To understand how funSort works in general, let us assume the following scenario:

  • sA and sB are two (possibly different) sorts.
  • A : sA, meaning that A is a type that has sort sA.
  • B : sB, meaning that B is a (possibly different) type that has sort sB.

Under these conditions, we can build the function type A B : funSort sA sB. This type signature means that the function type A B has a (possibly unknown) but well-defined sort funSort sA sB, specified in terms of the sorts of its domain and codomain.

If sA and sB happen to be known, then funSort sA sB can be computed to a sort value. We list below all the possible computations that funSort can perform:

Example: the sort of the function type {A} A A with normal form {A : _5} A A evaluates to funSort (univSort _5) (funSort _5 _5) where:

  • _5 is a metavariable that represents the sort of A.
  • funSort _5 _5 is the sort of A A.

Note

funSort can admit just two arguments, so it will be iterated when the function type has multiple arguments.

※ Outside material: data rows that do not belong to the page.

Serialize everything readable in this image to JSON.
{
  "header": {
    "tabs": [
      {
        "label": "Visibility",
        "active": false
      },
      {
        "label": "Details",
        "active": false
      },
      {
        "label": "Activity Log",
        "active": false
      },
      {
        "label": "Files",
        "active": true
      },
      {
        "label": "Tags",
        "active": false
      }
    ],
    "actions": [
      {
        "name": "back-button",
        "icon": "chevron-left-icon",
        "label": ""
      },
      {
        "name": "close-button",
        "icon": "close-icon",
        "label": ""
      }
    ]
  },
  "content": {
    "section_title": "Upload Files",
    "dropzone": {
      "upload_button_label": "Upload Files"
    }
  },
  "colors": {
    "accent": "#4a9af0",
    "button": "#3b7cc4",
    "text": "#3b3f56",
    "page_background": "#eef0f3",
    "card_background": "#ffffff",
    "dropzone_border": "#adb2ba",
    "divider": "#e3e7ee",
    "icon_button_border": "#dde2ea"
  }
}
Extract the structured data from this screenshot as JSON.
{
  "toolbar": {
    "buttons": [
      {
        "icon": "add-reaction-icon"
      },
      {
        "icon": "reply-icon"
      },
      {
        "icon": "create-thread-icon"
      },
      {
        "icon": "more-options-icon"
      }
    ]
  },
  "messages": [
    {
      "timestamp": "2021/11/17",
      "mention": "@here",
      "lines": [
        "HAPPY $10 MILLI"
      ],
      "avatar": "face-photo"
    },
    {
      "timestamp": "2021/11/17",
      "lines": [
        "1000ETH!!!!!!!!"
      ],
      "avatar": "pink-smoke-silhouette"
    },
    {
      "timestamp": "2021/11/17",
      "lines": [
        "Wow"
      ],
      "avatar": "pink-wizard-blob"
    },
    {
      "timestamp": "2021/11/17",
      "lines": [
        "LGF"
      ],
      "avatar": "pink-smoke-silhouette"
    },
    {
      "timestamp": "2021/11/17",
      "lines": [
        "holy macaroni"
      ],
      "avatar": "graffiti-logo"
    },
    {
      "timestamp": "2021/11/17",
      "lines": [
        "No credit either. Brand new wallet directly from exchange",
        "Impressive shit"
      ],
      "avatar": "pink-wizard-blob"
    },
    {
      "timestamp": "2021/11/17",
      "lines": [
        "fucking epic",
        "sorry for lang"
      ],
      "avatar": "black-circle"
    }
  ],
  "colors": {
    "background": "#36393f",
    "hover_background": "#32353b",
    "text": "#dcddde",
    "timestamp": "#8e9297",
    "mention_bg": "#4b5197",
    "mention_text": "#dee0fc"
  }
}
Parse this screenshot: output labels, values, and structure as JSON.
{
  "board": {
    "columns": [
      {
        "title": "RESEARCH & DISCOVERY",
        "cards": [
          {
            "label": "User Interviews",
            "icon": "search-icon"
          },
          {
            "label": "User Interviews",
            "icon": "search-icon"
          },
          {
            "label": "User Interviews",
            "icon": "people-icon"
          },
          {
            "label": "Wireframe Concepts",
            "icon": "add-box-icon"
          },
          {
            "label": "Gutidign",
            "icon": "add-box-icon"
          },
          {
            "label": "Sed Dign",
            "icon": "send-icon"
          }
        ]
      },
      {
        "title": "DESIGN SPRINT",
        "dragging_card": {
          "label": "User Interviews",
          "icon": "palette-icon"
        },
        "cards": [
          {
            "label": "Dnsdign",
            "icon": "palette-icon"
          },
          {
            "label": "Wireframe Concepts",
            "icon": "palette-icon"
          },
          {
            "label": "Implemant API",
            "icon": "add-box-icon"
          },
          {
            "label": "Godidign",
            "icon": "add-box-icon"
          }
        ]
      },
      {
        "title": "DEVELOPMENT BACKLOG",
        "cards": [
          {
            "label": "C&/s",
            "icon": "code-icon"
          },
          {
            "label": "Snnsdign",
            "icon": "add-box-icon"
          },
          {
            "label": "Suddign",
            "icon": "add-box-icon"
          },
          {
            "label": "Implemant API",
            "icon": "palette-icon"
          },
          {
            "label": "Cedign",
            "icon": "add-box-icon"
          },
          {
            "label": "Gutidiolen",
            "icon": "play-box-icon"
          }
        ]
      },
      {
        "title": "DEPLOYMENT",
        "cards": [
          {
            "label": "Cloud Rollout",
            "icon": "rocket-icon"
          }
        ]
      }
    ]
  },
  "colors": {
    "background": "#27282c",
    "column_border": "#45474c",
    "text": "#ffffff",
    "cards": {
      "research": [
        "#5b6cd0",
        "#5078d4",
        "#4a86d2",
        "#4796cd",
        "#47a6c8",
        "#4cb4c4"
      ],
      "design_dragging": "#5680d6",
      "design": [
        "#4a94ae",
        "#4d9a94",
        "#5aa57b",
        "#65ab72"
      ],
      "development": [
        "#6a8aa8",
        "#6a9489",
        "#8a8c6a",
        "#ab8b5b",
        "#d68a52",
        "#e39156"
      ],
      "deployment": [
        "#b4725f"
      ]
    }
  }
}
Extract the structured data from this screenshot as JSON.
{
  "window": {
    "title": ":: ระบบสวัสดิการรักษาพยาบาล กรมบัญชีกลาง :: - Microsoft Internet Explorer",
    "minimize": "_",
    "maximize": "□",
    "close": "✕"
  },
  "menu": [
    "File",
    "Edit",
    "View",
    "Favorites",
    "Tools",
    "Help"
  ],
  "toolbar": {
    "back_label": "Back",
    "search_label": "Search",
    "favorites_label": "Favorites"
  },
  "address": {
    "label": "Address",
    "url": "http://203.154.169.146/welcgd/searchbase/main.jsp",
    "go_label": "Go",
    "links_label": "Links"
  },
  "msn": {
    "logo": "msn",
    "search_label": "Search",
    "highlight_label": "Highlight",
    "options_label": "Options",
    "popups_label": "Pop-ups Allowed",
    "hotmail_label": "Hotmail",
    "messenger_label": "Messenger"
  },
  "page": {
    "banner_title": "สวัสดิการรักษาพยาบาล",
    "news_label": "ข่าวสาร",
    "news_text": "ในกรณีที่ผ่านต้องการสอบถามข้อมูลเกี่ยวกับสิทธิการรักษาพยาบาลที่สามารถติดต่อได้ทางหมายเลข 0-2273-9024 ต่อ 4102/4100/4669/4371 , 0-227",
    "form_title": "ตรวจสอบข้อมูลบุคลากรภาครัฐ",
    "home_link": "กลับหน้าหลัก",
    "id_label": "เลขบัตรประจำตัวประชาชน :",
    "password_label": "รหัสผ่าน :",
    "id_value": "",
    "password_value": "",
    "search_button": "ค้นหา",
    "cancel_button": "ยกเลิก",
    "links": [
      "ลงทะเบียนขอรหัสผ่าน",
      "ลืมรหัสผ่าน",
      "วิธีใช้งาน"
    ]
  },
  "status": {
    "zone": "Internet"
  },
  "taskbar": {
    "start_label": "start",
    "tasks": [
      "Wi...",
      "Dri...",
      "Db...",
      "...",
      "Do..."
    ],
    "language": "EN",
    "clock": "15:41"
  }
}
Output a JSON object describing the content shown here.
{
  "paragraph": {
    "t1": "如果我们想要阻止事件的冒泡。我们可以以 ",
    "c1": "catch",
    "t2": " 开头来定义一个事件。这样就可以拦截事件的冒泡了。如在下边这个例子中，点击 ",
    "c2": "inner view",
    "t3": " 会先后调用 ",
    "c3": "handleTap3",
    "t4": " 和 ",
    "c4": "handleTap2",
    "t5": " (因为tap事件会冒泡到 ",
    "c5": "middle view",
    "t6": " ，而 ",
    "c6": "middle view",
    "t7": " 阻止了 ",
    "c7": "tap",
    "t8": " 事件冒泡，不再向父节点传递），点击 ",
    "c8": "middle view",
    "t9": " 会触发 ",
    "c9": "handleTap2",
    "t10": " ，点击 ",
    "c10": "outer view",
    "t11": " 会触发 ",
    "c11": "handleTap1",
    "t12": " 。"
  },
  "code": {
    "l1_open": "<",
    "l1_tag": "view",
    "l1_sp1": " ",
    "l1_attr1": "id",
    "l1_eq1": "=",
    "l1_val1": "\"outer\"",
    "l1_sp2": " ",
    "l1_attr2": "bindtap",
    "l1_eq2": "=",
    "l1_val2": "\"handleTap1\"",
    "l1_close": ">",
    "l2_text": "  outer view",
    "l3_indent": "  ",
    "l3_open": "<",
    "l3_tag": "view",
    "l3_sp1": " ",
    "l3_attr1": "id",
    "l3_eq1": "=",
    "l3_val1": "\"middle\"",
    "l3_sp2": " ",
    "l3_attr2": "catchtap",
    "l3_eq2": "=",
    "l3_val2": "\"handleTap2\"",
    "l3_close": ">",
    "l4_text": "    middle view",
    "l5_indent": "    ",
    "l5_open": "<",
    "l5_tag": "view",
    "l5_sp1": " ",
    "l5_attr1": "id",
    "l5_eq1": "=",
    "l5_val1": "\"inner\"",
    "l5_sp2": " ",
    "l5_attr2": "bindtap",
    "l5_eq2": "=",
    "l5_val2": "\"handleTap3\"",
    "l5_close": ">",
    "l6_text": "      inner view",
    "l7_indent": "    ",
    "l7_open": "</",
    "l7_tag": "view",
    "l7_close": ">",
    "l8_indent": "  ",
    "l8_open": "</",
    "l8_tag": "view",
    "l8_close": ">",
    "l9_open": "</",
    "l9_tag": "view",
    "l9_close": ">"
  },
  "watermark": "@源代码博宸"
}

E.g. the function type {A} A A A evaluates to funSort (univSort _5) (funSort _5 (funSort _5 _5))

univSort

univSort returns the successor sort of a given sort.

Example: the sort of the function type {A} A with normal form {A : _5} A evaluates to funSort (univSort _5) _5 where:

  • univSort _5 is the sort where the sort of A lives, ie. the successor level of _5.

We list below all the possible computations that univSort can perform:

piSort

Similarly, piSort s1 s2 is a constructor that computes the sort of a Π-type given the sort s1 of its domain and the sort s2 of its codomain as arguments.

To understand how piSort works in general, we set the following scenario:

  • sA and sB are two (possibly different) sorts.
  • A : sA, meaning that A is a type that has sort sA.
  • x : A, meaning that x has type A.
  • B : sB, meaning that B is a type (possibly different than A) that has sort sB.

Under these conditions, we can build the dependent function type (x : A) B : piSort sA x sB). This type signature means that the dependent function type (x : A) B has a (possibly unknown) but well-defined sort piSort sA sB, specified in terms of the element x : A and the sorts of its domain and codomain.

We list below all the possible computations that piSort can perform:

With these rules, we can compute the sort of the function type {A} {B} B A B (or more explicitly, {A : _9} {B : _7} B A B) to be piSort (univSort _9) A funSort (univSort _7) (funSort _7 (funSort _9 _7)))

More examples:

  • piSort Level l Set l) evaluates to Setω
  • piSort (Set l) _ Set l') evaluates to Set (l l')
  • univSort (Set l) evaluates to Set (lsuc l)
  • piSort s x -> Setωi) evaluates to funSort s Setω